Two types of rising air currents provide most lift for soaring eagles. The first, thermal updrafts, form when energy from the sun heats air at the Earth’s surface and causes it to rise. Eagles circle within these columns of rising air to gain great altitude and then glide out of the thermals to move across the landscape. The second, orographic updrafts, form when winds are deflected upward by structures such as ridges or hills. Eagles can then soar at relatively low altitude above and along these structures.

Although updraft formation depends on the interaction of weather and topography, our goal for this study was to determine if topography alone can explain how high eagles soar. To do this, we used telemetry systems that we placed on the backs of 91 Golden Eagles in California, which recorded the eagles’ locations every 15 minutes. For each of the almost 180,000 locations we recorded of eagles in flight, we compared the eagle’s altitude with the characteristics of the topography below.
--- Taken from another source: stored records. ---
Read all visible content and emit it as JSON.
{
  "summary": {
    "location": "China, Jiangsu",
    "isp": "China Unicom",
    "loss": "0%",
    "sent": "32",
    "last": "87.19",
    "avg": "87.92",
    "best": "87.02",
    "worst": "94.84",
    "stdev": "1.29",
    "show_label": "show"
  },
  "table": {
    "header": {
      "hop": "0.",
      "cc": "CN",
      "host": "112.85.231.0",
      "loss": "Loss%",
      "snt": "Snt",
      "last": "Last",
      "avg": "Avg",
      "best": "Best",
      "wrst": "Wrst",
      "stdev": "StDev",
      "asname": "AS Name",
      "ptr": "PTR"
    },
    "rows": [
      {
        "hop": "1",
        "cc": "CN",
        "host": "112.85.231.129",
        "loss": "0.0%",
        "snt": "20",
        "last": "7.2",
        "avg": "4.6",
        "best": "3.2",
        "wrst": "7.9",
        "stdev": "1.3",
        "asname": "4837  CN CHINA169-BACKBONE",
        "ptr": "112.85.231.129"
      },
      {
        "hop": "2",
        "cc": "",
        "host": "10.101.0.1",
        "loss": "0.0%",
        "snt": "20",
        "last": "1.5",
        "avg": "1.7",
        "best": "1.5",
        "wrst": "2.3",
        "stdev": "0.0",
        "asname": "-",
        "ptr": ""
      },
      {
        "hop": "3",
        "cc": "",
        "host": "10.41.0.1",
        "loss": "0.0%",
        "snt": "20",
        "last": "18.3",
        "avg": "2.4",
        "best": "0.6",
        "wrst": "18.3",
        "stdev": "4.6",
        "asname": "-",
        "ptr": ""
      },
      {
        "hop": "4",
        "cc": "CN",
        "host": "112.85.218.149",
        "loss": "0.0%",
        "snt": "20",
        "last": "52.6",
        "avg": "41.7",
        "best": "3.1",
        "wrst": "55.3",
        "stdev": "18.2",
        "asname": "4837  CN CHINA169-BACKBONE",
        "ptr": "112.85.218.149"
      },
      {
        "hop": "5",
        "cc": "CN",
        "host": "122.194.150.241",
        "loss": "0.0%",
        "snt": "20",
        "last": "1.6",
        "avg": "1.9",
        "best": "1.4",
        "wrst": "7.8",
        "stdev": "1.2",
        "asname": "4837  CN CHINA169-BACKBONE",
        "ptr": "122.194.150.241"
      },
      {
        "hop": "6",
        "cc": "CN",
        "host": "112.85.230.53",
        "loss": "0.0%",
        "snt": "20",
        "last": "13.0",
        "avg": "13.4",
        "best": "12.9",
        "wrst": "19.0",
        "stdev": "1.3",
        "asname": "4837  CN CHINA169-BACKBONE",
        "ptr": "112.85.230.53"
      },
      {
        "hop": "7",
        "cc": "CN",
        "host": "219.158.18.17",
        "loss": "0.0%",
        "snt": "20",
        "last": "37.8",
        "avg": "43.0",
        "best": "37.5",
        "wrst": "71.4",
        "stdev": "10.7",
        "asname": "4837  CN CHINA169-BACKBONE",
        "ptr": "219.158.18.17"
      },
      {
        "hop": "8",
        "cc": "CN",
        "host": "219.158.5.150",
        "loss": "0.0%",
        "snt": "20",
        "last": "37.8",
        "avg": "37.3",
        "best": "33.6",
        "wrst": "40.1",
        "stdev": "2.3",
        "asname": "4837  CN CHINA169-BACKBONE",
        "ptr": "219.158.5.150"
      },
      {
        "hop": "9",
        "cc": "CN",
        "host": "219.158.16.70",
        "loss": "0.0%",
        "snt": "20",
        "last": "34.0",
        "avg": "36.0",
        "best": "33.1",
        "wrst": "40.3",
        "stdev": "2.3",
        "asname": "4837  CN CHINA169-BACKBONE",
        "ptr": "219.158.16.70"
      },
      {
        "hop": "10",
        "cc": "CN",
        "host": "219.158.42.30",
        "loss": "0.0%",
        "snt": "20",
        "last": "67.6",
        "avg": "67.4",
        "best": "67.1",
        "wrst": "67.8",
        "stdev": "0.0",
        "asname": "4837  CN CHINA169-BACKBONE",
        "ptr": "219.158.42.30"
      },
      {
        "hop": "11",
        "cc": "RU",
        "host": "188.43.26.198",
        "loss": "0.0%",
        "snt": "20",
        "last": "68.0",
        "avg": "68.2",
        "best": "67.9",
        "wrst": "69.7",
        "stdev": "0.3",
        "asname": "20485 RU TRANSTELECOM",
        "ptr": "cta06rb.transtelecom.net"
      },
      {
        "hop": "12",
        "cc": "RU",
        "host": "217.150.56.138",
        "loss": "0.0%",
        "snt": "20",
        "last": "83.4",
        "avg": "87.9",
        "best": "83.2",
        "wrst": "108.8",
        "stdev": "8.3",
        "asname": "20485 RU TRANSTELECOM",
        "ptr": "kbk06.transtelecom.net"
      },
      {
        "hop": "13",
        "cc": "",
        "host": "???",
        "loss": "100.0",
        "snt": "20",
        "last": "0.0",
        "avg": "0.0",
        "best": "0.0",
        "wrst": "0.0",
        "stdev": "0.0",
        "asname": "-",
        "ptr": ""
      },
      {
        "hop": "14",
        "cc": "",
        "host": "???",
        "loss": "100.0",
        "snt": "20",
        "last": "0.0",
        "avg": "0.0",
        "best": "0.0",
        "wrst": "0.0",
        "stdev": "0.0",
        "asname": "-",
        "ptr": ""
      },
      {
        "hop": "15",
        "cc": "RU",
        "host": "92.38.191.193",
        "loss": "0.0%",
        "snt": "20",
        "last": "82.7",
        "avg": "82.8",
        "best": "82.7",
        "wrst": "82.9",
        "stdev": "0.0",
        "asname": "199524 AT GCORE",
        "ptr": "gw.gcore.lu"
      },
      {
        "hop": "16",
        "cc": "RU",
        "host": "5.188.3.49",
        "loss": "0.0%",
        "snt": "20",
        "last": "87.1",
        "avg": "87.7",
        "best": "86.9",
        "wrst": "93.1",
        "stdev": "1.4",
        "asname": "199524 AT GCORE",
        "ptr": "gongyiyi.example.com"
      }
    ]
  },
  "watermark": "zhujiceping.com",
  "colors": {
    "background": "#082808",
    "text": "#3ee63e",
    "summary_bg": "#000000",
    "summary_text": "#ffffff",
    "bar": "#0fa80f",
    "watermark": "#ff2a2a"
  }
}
We found a strong relationship between topography and flight altitude for the Golden Eagles in our study. In places where the topography made the formation of orographic updrafts likely, eagles were more likely to fly at lower altitudes, while in places where the topography made the formation of thermal updrafts likely, eagles were more likely to fly at higher altitudes. We also found that the effects of some topographic features depended on their region within California, which may be due to regional differences in weather patterns, land cover, or a variety of other factors that we did not include in our analysis. Our topography-based model of flight altitude is much simpler than other models of avian flight altitude, thanks to the fact that it lets us ignore weather conditions, which are constantly changing. Instead, we can simply estimate how high a Golden Eagle is likely to be flying as it crosses over any point of interest in California. Wildlife managers can use this type of information to predict where eagles may collide with wind turbines and power lines; therefore, making these predictions in an accurate and straightforward way is critical for Golden Eagle conservation.